In hindsight, what is also disappointing is that library leaders in the United States failed to publicly push the Library of Congress into the digital realm. Billington’s leadership was openly labeled a farce in the aisles at ALA meetings, and he was privately lampooned as a fragile leader wandering the halls of the library. But no one in the greater library community loudly campaigned for more accountability or better leadership. It is as if the Library of Congress were a defect that the library community chose to route around. Why? In the midst of the greatest shift of information access the world had ever seen, why were the nation’s public library directors willing to essentially write off the Library of Congress?

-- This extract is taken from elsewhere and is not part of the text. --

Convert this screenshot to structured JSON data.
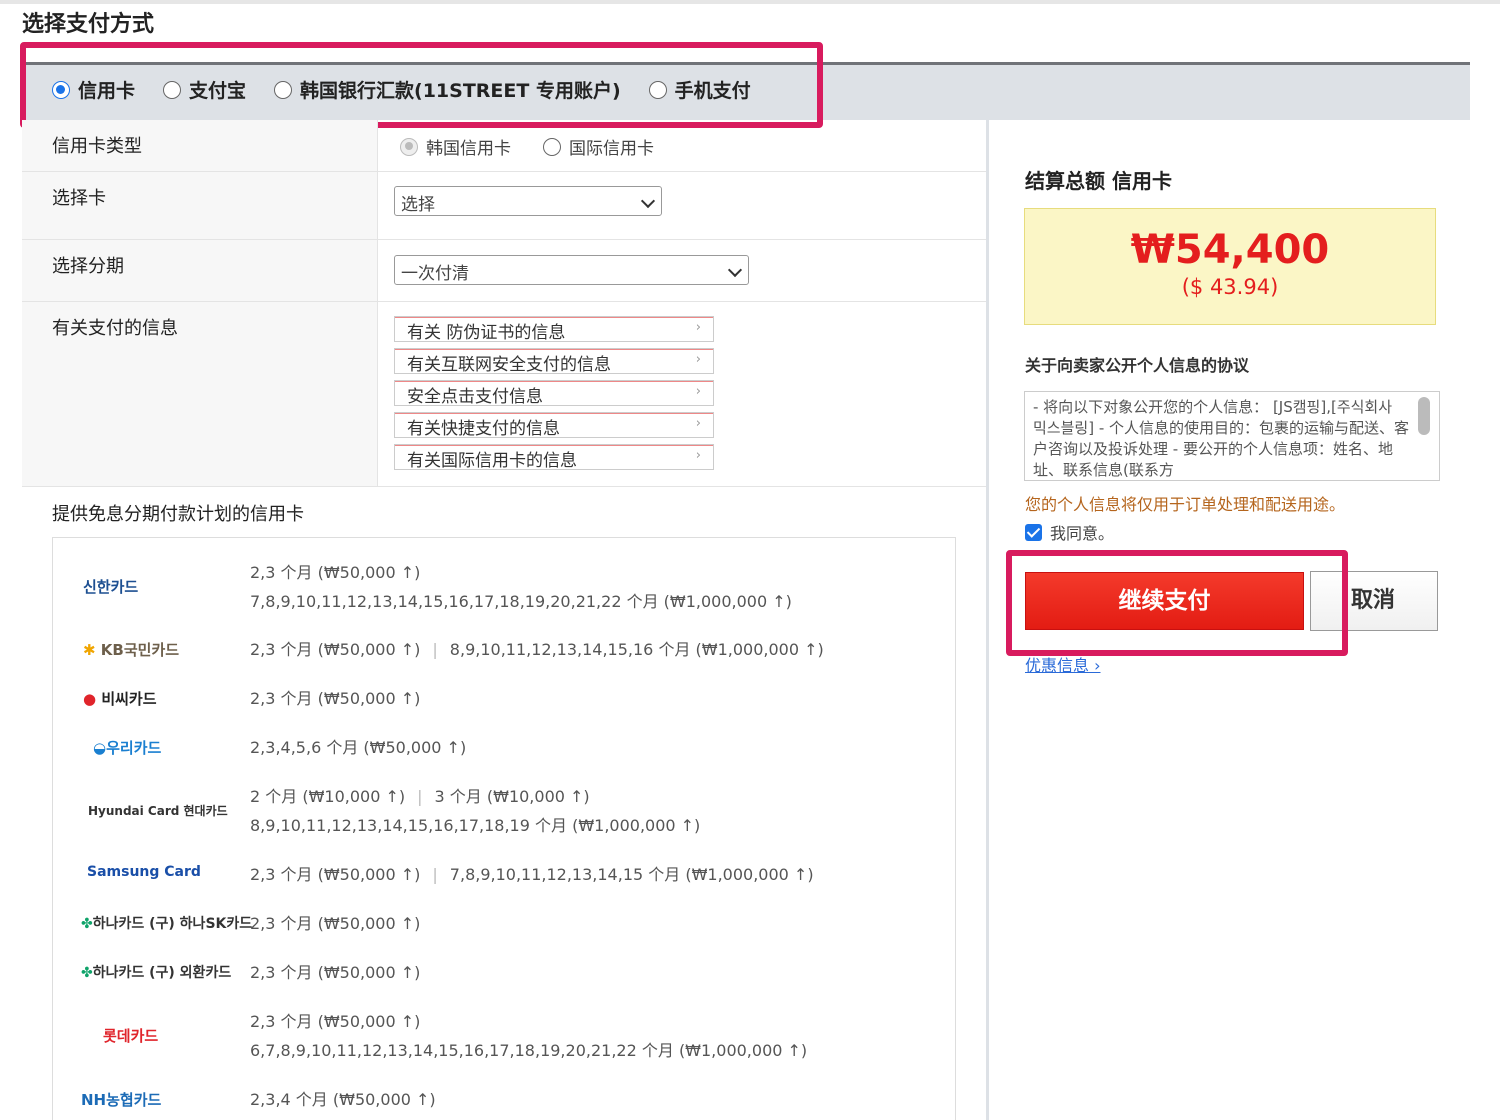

Ultimately, I think it is because the U.S. library profession has failed to foster an effective national leadership culture. Even today, I would be hard pressed to identify a national public library leader who could speak and rally librarians on behalf of the broader community—with the possible exception of Brewster Kahle of the Internet Archive, who is not, in fact, a professional librarian. There are notable academics who have helped draft bold new visions for national libraries: John Palfrey, head of school at the Phillips Academy, and former librarians such as Harvard’s Robert Darnton, and Michigan’s Courant. But the institutions they represent could never compellingly engage public libraries.
To be honest, it did not even occur to me that the library community’s voice was so absent in terms of the Library of Congress’s role until last month, when I sat with ALA senior policy directors in Washington, D.C., to discuss who might be the next librarian of Congress. It occurred to me that if librarians then had undertaken a coordinated effort to make the Library of Congress a pivotal focus of the digital transition, we might have salvaged two decades of wasted opportunities. In that sense, Billington’s failure is the library community’s failure as well.
I don’t know why a lack of leadership culture has persisted in the library community. In quieter decades, the absence of charismatic, visionary library leaders might not have mattered. But in the Internet age, this lack of leadership is a self-inflicted wound.
Hopefully, Billington’s retirement will serve as a wake-up call for senior public librarians to enter the public eye and forcefully engage a national debate around our networked information culture. As the network—a creature of our own devising—begins to condition what we think is even possible, surely the moment to demand more of ourselves has arrived.